The biggest part of air travel is the flight. The often cramped seats can sometimes bring out the worst in people, while others spend hours trying to keep everyone else happy. If that sounds familiar, then it could be time to learn everything there is to know about seat etiquette on a plane.

Do you share an armrest?

Who gets the armrest if you’re in the middle seat? According to etiquette experts, this is one of the most common questions and doesn’t necessarily have an answer. When it comes to plane etiquette, the common response is the middle seat is the most uncomfortable, so they should have access to both. The exceptions come when you have someone struggling in their seat and might need more room, meaning the armrest should become shared.

Can you swap seats?

Swapping seats is something many people have tried to do on planes, but is it correct? If you’re on a row with three seats and there are two passengers, moving so the middle seat is free is often seen to be polite. When it comes to swapping with a passenger, think about whether the trade is equal. If you go from an aisle seat to a middle seat, so someone is with their family, it’s not equal. However, if you go from aisle seat to aisle seat, no one misses out.

Should you recline your seat?

To some, the idea you can recline your seat means you always should, while others believe this is the ultimate flying sin. So what’s the deal? The best idea is to make yourself as comfortable as possible without inconveniencing anyone else. If you’re on a long-haul flight, etiquette experts say a reclined seat is to be expected. However, a flight less than two hours should see all seats remain in the upright position. Just always check with whoever is behind first.

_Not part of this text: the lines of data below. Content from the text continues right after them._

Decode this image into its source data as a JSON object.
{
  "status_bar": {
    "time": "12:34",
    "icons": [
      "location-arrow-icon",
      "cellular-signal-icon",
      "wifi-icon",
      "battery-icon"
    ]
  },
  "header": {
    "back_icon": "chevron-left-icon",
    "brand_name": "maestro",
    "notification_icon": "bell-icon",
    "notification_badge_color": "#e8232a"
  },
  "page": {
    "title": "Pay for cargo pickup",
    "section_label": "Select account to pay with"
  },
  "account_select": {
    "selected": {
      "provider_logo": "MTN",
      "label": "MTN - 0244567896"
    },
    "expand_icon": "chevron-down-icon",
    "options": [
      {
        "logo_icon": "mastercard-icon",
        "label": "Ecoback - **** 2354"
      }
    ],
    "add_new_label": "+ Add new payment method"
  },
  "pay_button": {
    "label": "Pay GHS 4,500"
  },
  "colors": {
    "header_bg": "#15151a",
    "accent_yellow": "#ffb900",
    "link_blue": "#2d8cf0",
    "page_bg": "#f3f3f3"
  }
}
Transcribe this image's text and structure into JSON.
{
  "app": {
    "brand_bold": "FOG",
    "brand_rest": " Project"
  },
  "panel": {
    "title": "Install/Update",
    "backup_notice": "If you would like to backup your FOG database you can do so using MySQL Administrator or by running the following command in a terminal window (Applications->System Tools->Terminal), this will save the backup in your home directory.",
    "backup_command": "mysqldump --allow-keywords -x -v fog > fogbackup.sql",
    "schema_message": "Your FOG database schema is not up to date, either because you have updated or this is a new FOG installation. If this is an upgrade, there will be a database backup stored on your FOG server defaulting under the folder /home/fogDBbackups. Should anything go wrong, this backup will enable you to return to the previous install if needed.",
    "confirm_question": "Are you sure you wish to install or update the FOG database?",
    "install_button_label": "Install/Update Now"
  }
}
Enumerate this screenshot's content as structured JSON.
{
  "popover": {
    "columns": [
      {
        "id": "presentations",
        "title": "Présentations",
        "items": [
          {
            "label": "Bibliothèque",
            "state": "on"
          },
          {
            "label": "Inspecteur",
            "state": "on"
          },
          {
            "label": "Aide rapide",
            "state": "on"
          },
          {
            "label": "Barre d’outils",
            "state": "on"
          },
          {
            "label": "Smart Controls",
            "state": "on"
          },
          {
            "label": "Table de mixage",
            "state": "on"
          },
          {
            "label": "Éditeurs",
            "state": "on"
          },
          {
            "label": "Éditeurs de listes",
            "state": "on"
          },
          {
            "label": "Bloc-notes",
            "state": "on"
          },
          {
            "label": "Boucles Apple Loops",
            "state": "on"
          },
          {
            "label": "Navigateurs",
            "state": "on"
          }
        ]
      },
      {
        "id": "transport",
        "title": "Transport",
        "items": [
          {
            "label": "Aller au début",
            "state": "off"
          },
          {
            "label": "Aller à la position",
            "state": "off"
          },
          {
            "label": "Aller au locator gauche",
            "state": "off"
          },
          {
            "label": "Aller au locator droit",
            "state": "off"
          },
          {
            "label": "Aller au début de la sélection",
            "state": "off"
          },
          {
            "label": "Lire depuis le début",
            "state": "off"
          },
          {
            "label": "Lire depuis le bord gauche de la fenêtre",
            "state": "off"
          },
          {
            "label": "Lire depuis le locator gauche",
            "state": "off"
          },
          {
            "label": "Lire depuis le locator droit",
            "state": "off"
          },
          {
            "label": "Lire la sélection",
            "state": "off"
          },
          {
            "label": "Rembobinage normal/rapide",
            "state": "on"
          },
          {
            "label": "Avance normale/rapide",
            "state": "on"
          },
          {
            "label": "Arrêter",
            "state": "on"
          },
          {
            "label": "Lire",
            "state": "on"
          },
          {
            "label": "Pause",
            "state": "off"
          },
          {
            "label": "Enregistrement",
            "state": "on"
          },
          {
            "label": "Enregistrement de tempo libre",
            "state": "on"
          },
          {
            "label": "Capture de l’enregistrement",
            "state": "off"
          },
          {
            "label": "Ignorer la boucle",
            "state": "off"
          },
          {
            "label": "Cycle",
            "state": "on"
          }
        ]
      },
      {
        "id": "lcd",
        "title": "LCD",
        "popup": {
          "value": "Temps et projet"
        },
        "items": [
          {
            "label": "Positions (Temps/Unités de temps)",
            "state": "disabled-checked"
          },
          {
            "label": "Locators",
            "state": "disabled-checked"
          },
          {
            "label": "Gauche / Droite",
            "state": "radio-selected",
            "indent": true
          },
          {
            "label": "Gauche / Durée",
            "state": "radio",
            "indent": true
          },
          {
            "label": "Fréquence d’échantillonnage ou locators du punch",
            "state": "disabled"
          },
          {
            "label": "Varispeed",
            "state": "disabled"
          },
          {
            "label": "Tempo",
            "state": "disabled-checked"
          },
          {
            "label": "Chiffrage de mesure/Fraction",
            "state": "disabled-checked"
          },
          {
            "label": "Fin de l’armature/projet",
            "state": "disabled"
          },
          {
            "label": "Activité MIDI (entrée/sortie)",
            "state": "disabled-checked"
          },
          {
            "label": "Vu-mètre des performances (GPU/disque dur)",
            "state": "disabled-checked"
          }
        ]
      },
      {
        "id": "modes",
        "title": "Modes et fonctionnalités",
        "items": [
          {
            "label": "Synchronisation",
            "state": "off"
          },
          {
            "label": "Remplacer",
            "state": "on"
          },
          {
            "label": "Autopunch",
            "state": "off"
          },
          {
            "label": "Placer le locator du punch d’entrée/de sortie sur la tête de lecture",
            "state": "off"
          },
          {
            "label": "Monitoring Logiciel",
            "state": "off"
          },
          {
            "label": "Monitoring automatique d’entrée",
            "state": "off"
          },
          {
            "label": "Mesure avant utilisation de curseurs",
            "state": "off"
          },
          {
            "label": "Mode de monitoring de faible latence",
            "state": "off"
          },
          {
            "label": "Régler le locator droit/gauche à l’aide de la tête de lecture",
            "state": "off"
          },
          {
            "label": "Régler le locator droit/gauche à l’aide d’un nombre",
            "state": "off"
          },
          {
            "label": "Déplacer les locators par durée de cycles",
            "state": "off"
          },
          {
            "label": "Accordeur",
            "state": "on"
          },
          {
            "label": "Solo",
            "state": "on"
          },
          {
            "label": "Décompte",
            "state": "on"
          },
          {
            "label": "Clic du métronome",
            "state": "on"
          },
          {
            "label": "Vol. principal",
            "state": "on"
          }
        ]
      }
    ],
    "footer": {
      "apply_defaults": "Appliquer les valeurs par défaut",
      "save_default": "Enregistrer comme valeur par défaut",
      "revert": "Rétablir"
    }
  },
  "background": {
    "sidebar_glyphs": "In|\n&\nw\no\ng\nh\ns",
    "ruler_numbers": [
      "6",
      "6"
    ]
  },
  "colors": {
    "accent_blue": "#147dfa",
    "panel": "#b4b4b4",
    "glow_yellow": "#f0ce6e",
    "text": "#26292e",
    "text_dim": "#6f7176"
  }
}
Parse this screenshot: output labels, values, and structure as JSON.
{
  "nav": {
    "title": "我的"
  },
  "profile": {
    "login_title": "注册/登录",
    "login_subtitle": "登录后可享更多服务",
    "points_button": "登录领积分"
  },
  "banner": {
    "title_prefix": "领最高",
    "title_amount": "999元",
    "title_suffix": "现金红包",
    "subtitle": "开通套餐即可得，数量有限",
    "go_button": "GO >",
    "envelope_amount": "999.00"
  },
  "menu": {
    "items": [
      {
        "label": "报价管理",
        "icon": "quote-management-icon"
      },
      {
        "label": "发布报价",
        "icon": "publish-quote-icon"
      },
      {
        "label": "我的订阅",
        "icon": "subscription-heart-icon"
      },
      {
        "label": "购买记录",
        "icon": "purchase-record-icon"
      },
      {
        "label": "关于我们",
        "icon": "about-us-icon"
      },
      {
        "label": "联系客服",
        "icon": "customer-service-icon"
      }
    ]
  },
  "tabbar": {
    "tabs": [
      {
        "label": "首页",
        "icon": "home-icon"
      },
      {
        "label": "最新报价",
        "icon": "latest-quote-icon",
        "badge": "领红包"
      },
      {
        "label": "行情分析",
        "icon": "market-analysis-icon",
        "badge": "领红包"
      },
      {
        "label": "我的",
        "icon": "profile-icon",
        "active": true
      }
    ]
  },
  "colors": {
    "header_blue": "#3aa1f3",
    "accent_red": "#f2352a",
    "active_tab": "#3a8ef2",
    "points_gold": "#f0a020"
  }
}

How do you deal with the back of your seat?

Many of us have dealt with someone kicking the back of our seat on a plane or constantly rummaging for something they’ve dropped. Sound familiar? When it comes to etiquette on planes, treat your neighbor in front as you want to be treated. That means not kicking the seat, minimizing the time you look in the pocket of the seat, and not using your tray to pound on the keyboard of your laptop.

Is it acceptable to leave your seat?

Most of us need to get up once or twice, especially during a long-haul flight. If you need to, then be sure to ask permission before climbing over someone. However, be sure not to take advantage and get up every few minutes. That said, if you’re in the aisle seat, then you need to be prepared for people to ask you to move, so you might need to let them know if you’re planning a nap.

When it comes to everything there is to know about etiquette on a plane, it might not be as tough to get along with everyone else as it seems.